No, it sounds like you guys have a great culture there, but it’s also one that you understand and you know what that culture is, and you know when somebody is a good fit or not. And so that makes that hiring practice even more important.

Right, exactly.

Great. Well, Mike, it has been great to have you on the show. Can you close this out with one short thought of encouragement for other ExPs listening in?

Oh, absolutely. I would just really encourage our Executive Pastors to always just keep in mind, ultimately, that this comes down to being faithful to our walk with God. We can get so immersed in the details of the operation, so to speak, that we can get a little bit kind of buried in the trees, so to speak, and lose sight of the forest. And it’s just really important to bear in mind that, as the word says, not by power, but by my spirit, says the Lord. So always keep in mind ultimately, that this is a spiritual endeavor and stay close to the Lord each and every day. And being faithful to that, God wanted that.
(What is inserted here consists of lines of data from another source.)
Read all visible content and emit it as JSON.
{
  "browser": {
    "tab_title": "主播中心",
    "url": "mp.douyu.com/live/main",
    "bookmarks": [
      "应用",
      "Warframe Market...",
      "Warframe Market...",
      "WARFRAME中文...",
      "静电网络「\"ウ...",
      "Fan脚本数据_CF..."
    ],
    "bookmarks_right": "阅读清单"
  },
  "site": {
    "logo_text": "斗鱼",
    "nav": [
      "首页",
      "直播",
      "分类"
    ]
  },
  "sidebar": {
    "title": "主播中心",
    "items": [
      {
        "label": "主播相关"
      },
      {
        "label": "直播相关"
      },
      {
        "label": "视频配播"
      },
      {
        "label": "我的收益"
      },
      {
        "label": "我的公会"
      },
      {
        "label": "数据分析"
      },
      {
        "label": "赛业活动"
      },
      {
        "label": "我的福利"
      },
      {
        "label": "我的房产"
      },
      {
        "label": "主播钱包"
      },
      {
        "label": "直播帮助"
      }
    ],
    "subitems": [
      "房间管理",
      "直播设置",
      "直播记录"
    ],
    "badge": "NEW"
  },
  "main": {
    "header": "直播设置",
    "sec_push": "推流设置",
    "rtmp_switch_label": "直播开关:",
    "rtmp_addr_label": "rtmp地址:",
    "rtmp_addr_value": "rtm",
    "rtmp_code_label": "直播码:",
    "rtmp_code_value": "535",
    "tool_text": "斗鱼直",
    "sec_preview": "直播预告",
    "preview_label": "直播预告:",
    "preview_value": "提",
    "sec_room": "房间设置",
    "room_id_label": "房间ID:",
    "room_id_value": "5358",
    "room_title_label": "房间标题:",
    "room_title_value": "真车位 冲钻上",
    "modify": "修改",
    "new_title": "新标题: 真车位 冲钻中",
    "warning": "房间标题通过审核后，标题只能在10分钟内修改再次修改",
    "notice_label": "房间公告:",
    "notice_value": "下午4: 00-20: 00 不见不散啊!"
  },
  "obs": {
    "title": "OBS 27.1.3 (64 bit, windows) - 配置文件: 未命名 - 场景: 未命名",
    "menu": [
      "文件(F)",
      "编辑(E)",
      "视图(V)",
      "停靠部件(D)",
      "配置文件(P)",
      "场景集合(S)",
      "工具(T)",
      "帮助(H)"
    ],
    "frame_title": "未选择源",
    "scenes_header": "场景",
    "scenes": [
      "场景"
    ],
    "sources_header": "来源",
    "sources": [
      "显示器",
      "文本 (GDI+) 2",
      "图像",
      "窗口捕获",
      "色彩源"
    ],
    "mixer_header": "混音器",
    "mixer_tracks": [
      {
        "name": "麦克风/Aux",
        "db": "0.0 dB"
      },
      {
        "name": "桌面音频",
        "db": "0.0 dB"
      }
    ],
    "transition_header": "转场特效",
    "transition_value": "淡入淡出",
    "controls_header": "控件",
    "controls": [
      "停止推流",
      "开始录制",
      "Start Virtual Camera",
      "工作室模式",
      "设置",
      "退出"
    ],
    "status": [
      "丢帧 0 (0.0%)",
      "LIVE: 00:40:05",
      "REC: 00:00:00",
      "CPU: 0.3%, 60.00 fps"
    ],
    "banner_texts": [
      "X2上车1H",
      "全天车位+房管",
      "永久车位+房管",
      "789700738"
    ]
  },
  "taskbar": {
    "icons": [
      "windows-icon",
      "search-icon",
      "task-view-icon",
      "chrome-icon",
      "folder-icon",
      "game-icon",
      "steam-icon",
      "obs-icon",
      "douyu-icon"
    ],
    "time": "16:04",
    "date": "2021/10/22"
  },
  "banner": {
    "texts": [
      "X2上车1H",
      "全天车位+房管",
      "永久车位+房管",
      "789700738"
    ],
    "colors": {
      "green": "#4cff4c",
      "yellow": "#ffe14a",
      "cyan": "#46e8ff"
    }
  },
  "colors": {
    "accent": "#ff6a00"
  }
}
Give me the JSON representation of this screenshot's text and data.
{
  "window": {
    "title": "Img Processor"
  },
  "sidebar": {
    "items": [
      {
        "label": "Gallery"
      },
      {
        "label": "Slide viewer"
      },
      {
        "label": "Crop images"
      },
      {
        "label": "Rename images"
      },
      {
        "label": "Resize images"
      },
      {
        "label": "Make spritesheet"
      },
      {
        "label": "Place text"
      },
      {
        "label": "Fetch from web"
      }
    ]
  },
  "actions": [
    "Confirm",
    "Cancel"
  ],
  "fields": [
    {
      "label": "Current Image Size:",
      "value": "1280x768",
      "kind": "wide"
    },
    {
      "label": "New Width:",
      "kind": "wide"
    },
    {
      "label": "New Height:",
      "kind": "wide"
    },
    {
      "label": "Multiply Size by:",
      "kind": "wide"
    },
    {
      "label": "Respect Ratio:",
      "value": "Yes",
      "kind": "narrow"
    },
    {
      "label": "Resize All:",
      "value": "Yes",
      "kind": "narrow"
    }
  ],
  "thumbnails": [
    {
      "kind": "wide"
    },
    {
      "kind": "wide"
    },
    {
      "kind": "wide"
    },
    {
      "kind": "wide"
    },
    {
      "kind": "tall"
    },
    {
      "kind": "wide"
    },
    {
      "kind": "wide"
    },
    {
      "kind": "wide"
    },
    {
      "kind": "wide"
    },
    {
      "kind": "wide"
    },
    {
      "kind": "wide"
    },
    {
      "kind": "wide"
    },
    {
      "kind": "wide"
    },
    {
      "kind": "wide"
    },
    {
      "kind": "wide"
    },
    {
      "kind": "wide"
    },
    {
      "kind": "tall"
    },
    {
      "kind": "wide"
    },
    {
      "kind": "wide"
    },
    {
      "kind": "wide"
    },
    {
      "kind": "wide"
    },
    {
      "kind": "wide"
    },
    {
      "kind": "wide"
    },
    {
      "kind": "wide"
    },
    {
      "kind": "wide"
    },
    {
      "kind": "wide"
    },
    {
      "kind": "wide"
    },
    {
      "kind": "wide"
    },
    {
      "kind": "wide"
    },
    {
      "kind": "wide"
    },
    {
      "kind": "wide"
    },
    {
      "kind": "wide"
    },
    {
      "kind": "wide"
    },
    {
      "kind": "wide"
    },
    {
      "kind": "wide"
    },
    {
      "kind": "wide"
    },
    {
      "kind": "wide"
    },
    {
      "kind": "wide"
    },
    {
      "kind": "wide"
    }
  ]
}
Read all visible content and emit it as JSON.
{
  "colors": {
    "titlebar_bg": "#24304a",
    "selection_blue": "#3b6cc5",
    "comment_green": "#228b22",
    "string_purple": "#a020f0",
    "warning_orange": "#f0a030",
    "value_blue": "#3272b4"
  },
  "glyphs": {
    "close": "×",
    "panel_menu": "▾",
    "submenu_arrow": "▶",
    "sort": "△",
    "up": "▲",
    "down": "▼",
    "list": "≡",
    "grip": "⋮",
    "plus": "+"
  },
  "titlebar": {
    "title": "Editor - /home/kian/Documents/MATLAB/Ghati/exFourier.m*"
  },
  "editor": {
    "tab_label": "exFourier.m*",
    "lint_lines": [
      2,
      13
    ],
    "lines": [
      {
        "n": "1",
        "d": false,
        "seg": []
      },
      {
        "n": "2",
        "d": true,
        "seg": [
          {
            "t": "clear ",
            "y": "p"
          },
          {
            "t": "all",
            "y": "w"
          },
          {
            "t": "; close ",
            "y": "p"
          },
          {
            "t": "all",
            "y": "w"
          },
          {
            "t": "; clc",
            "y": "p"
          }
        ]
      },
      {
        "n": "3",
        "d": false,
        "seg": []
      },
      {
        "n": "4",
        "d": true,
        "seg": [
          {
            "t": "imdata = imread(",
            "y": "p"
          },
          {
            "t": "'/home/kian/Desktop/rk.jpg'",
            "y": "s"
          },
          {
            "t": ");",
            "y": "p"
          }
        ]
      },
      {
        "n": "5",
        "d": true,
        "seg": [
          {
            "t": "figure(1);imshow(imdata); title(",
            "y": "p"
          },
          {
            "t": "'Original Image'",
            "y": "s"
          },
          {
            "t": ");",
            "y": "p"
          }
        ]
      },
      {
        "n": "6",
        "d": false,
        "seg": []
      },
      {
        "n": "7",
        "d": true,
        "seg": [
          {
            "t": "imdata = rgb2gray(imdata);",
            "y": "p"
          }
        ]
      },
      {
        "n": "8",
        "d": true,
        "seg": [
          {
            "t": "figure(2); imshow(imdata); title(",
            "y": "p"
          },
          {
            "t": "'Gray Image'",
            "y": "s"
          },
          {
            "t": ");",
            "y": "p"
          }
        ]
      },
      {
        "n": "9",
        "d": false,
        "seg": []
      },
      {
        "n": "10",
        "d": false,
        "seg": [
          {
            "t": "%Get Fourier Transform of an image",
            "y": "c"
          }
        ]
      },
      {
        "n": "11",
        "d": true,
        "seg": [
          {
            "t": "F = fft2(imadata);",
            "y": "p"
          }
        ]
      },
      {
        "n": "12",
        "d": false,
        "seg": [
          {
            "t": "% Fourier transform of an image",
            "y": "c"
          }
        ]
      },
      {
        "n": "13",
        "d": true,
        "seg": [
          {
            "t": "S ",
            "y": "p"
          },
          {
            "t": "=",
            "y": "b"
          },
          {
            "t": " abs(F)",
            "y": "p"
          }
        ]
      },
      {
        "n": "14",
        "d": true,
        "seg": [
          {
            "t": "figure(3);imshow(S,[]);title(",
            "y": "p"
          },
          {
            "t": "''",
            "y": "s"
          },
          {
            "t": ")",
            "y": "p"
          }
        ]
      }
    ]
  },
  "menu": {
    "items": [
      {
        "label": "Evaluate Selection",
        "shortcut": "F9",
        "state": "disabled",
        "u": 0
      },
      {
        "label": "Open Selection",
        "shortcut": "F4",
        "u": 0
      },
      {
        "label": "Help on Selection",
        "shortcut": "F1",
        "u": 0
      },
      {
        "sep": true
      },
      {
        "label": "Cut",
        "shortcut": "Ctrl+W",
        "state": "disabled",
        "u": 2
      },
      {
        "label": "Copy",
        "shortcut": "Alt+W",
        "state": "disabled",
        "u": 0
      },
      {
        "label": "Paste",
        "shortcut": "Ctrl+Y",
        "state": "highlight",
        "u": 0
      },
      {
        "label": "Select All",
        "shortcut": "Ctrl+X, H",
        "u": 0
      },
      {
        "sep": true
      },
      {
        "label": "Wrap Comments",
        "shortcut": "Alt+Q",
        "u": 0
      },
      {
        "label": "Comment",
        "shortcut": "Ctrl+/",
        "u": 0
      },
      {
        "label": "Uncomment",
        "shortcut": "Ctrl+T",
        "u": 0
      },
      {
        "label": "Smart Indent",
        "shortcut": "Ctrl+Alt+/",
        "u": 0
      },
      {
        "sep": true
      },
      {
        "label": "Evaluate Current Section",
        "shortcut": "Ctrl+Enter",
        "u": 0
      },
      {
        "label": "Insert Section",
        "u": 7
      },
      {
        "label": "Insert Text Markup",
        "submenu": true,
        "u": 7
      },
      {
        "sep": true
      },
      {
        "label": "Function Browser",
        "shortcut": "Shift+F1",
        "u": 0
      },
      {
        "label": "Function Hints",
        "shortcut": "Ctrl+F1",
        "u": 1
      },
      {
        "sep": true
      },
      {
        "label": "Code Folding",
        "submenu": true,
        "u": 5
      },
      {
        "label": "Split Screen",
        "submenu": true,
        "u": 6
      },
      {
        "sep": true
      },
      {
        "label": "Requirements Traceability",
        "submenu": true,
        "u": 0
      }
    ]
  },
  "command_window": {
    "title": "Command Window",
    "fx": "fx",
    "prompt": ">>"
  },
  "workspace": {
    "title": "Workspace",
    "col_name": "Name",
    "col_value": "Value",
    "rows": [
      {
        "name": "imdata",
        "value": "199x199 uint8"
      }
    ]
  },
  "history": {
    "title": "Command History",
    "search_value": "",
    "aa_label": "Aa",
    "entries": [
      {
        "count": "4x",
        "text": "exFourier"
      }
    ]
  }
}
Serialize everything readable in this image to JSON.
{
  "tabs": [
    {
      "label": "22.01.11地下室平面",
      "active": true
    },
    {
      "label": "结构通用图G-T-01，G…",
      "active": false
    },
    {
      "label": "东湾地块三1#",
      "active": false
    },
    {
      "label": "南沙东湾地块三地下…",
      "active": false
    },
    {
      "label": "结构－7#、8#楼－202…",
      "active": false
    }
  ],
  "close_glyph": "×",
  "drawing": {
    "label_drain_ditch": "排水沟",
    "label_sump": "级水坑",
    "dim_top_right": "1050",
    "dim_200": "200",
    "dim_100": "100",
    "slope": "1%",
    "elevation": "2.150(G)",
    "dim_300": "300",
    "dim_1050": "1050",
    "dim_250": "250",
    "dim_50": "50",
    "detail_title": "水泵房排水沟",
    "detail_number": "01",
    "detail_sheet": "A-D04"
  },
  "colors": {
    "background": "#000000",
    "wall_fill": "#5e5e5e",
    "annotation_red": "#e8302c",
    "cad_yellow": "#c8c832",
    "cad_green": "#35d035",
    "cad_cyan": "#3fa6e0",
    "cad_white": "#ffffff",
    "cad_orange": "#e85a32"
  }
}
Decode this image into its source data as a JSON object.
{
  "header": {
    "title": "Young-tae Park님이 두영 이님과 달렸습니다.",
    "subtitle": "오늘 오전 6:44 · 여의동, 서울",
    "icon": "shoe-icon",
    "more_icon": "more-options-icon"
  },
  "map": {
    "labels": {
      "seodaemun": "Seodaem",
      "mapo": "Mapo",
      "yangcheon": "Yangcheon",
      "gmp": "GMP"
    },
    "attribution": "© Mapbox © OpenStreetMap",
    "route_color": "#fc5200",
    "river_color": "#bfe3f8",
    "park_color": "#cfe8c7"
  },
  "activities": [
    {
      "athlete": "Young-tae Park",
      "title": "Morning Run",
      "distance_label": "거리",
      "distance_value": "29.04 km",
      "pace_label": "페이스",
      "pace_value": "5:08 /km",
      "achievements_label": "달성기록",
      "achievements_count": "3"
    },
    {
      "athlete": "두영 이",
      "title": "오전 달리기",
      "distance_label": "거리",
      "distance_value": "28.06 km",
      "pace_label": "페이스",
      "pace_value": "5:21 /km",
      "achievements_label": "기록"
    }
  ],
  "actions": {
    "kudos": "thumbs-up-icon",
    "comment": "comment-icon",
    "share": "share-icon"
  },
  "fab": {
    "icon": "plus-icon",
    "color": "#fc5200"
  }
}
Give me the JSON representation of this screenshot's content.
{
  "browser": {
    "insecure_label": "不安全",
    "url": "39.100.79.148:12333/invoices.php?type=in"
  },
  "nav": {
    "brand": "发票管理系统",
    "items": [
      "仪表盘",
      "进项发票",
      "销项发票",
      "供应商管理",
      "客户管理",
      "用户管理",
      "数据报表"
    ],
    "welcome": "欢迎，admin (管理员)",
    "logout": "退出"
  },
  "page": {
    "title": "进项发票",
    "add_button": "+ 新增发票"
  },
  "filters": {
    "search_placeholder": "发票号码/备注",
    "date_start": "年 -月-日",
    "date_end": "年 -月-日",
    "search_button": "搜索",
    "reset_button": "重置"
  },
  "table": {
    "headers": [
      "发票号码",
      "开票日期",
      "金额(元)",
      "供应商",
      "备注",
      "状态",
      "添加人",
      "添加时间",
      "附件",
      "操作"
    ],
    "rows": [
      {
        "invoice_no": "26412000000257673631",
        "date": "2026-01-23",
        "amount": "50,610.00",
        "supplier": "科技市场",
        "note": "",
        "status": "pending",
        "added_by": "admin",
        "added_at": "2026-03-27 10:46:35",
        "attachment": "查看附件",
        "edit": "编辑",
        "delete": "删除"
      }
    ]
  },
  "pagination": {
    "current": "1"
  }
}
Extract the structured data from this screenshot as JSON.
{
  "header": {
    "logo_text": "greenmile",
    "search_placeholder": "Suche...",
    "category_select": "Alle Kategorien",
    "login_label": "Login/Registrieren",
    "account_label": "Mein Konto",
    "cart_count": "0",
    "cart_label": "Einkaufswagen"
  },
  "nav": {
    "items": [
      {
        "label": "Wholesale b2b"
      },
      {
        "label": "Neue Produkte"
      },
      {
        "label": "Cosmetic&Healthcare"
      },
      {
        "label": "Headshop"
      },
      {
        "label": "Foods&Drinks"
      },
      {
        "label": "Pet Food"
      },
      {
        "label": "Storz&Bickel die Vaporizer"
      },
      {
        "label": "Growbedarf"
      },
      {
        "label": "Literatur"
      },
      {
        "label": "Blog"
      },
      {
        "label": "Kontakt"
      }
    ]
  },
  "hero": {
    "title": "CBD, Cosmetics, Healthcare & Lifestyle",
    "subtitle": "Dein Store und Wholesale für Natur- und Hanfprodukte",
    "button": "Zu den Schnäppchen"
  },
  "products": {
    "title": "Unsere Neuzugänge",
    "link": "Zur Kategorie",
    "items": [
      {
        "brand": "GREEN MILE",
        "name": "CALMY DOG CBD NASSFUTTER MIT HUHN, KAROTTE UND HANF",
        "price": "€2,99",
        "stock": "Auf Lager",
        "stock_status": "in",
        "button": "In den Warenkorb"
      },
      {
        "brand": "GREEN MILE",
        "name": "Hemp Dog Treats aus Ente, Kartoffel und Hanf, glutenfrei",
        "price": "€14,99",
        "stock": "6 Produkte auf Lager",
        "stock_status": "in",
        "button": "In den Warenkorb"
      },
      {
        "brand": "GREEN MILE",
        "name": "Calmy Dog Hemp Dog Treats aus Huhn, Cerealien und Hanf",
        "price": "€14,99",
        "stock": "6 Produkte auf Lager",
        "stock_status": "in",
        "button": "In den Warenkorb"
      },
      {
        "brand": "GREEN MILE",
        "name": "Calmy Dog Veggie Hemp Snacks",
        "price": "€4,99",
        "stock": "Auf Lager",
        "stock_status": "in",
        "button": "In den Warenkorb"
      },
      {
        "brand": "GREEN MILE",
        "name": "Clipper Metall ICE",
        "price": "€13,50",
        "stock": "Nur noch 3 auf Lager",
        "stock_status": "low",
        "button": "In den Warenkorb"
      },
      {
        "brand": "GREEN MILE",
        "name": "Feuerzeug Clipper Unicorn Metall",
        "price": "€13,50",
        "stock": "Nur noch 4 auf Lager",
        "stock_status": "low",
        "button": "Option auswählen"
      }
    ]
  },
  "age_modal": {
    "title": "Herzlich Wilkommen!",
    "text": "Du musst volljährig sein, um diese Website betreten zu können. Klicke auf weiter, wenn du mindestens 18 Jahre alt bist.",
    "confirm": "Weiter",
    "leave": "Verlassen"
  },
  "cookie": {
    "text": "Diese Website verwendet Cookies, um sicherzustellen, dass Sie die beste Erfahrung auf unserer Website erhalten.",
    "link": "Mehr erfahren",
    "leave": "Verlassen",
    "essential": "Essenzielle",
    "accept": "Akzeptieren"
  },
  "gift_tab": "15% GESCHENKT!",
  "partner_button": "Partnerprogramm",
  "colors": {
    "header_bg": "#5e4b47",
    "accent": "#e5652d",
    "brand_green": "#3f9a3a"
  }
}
Absolutely. Well, thank so much for your encouragement, for sharing your story with us. We learned a lot and appreciate you being on the show.

Okay, thanks. Thanks for having me.

Leave a Reply

Your email address will not be published. Required fields are marked *